WORKING DATA Block Start

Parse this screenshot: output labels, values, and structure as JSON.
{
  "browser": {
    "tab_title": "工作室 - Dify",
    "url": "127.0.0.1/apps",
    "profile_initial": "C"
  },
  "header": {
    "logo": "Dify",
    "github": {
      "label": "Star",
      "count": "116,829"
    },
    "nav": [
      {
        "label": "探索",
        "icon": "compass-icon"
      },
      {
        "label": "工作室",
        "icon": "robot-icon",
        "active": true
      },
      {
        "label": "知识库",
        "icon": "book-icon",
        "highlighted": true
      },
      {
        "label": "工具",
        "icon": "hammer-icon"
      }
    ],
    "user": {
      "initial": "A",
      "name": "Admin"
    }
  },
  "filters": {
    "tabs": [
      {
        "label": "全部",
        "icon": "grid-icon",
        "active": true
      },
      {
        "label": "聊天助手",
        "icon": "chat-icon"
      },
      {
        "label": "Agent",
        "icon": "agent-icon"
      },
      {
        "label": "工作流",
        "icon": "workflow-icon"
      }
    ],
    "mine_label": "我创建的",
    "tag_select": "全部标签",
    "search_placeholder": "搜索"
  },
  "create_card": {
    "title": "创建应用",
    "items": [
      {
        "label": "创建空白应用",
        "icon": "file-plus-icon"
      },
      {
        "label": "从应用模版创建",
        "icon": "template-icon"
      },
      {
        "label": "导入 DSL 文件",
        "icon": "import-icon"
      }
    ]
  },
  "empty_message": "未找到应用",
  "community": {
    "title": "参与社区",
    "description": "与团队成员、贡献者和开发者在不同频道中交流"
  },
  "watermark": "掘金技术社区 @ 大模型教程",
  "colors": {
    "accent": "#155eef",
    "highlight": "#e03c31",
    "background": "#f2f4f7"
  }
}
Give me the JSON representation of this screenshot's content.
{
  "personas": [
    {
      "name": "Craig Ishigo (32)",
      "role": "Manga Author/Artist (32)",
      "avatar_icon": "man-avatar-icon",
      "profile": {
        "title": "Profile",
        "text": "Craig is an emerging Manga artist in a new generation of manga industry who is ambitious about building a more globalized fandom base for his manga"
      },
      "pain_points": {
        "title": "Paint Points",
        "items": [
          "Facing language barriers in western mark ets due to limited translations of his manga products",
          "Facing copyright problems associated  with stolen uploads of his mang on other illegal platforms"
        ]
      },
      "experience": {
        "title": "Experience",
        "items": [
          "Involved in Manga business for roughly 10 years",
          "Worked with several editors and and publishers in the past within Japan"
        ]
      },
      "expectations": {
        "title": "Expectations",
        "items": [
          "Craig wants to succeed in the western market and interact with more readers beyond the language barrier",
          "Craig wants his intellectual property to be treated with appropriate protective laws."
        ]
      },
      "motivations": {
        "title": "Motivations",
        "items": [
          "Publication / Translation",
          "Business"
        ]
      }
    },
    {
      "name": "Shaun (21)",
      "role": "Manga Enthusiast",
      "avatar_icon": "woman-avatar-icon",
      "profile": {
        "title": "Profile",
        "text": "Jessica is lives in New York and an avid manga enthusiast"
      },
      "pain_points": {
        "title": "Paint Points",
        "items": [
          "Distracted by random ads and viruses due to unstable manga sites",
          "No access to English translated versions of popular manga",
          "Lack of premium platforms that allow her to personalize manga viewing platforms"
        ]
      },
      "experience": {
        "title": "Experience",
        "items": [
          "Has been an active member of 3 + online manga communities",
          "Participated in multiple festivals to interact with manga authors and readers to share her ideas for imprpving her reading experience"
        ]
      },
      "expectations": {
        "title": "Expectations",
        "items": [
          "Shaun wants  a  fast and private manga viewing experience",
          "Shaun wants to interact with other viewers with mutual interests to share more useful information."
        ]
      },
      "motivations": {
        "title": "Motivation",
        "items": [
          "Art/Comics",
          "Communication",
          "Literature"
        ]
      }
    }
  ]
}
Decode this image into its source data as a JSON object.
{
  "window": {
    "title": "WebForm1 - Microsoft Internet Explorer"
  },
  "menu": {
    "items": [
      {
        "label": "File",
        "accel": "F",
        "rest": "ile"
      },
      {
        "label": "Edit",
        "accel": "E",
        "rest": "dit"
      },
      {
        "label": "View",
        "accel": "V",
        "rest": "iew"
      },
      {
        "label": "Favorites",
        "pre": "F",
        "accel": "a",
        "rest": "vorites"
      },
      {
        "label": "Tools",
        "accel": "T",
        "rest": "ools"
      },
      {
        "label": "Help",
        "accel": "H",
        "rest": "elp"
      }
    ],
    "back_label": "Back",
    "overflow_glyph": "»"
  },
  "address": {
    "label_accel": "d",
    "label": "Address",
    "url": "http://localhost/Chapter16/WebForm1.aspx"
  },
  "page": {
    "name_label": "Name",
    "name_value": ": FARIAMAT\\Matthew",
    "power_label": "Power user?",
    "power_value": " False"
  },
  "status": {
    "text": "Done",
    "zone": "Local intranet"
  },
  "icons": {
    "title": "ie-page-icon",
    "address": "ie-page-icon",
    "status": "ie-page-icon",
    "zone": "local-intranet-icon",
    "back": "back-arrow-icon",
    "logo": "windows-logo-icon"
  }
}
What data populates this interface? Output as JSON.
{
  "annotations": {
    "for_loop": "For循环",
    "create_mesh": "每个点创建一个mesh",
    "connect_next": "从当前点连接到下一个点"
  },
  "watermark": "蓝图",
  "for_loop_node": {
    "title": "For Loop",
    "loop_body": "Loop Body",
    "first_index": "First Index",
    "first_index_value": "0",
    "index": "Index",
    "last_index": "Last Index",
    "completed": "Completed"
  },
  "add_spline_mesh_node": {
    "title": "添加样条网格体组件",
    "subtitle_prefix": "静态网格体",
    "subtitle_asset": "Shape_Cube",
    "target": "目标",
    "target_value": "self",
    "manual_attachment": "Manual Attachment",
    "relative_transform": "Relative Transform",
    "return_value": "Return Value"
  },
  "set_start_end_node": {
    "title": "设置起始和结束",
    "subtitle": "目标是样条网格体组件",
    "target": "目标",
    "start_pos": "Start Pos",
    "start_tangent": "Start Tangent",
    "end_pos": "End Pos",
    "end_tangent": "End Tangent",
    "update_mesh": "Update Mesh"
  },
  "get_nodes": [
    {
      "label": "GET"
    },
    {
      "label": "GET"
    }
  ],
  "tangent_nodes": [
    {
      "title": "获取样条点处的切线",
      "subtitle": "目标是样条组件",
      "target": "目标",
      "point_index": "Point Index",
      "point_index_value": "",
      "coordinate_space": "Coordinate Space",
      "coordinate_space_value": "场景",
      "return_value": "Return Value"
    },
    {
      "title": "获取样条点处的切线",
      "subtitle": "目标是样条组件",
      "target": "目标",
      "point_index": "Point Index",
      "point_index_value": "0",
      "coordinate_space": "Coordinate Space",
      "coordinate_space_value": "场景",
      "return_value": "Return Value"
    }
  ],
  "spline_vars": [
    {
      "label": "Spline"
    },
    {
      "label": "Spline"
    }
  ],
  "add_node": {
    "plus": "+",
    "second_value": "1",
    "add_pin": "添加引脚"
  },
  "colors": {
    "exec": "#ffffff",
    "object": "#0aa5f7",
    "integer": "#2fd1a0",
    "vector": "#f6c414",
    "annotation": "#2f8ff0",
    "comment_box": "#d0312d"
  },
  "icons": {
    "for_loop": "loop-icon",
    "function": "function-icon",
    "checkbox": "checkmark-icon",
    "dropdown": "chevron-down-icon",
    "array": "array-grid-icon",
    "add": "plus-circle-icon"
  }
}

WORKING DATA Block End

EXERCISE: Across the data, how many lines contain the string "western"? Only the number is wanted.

OUTPUT FOR THIS EXERCISE: 2